PROBLEM:
The entries below are to be copied exactly, with nothing left out.

(Entries from a dataset of interfaces)
+ + +
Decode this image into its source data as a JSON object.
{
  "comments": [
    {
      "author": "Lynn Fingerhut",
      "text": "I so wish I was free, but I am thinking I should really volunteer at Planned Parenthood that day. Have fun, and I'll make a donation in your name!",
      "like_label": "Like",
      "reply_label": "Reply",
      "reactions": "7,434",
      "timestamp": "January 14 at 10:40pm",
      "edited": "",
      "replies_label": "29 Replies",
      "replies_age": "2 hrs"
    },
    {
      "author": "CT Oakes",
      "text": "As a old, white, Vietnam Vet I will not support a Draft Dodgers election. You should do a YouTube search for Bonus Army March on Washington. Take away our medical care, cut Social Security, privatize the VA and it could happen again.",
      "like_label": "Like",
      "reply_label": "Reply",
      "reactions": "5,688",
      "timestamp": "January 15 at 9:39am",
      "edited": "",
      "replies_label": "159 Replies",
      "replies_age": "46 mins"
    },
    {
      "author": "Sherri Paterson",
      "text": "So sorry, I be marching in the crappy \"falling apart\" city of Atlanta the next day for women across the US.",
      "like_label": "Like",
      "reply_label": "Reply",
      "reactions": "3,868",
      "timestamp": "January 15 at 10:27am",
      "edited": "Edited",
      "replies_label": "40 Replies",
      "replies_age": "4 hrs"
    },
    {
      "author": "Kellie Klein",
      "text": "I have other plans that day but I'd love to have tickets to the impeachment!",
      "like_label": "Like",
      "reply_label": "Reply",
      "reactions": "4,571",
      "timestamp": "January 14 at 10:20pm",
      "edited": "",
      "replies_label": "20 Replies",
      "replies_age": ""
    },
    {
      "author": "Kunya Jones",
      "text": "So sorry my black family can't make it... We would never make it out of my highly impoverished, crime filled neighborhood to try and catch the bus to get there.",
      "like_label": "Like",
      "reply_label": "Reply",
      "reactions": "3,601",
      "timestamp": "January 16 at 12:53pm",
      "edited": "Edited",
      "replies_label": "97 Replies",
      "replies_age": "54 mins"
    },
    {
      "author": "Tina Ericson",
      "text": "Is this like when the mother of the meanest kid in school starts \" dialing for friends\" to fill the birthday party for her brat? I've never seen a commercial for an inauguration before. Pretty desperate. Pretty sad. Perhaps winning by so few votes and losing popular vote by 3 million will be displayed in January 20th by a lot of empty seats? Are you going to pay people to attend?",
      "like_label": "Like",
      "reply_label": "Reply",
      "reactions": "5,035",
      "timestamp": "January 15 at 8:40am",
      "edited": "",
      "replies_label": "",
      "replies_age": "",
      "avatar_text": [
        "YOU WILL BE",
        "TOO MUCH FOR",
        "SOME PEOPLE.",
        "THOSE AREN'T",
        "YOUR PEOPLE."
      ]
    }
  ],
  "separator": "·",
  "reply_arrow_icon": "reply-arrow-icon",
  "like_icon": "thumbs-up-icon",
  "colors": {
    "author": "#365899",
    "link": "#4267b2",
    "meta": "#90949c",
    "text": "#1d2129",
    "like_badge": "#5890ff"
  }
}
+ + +
EXERCISE RESPONSE:
Decode this image into its source data as a JSON object.
{
  "comments": [
    {
      "author": "Lynn Fingerhut",
      "text": "I so wish I was free, but I am thinking I should really volunteer at Planned Parenthood that day. Have fun, and I'll make a donation in your name!",
      "like_label": "Like",
      "reply_label": "Reply",
      "reactions": "7,434",
      "timestamp": "January 14 at 10:40pm",
      "edited": "",
      "replies_label": "29 Replies",
      "replies_age": "2 hrs"
    },
    {
      "author": "CT Oakes",
      "text": "As a old, white, Vietnam Vet I will not support a Draft Dodgers election. You should do a YouTube search for Bonus Army March on Washington. Take away our medical care, cut Social Security, privatize the VA and it could happen again.",
      "like_label": "Like",
      "reply_label": "Reply",
      "reactions": "5,688",
      "timestamp": "January 15 at 9:39am",
      "edited": "",
      "replies_label": "159 Replies",
      "replies_age": "46 mins"
    },
    {
      "author": "Sherri Paterson",
      "text": "So sorry, I be marching in the crappy \"falling apart\" city of Atlanta the next day for women across the US.",
      "like_label": "Like",
      "reply_label": "Reply",
      "reactions": "3,868",
      "timestamp": "January 15 at 10:27am",
      "edited": "Edited",
      "replies_label": "40 Replies",
      "replies_age": "4 hrs"
    },
    {
      "author": "Kellie Klein",
      "text": "I have other plans that day but I'd love to have tickets to the impeachment!",
      "like_label": "Like",
      "reply_label": "Reply",
      "reactions": "4,571",
      "timestamp": "January 14 at 10:20pm",
      "edited": "",
      "replies_label": "20 Replies",
      "replies_age": ""
    },
    {
      "author": "Kunya Jones",
      "text": "So sorry my black family can't make it... We would never make it out of my highly impoverished, crime filled neighborhood to try and catch the bus to get there.",
      "like_label": "Like",
      "reply_label": "Reply",
      "reactions": "3,601",
      "timestamp": "January 16 at 12:53pm",
      "edited": "Edited",
      "replies_label": "97 Replies",
      "replies_age": "54 mins"
    },
    {
      "author": "Tina Ericson",
      "text": "Is this like when the mother of the meanest kid in school starts \" dialing for friends\" to fill the birthday party for her brat? I've never seen a commercial for an inauguration before. Pretty desperate. Pretty sad. Perhaps winning by so few votes and losing popular vote by 3 million will be displayed in January 20th by a lot of empty seats? Are you going to pay people to attend?",
      "like_label": "Like",
      "reply_label": "Reply",
      "reactions": "5,035",
      "timestamp": "January 15 at 8:40am",
      "edited": "",
      "replies_label": "",
      "replies_age": "",
      "avatar_text": [
        "YOU WILL BE",
        "TOO MUCH FOR",
        "SOME PEOPLE.",
        "THOSE AREN'T",
        "YOUR PEOPLE."
      ]
    }
  ],
  "separator": "·",
  "reply_arrow_icon": "reply-arrow-icon",
  "like_icon": "thumbs-up-icon",
  "colors": {
    "author": "#365899",
    "link": "#4267b2",
    "meta": "#90949c",
    "text": "#1d2129",
    "like_badge": "#5890ff"
  }
}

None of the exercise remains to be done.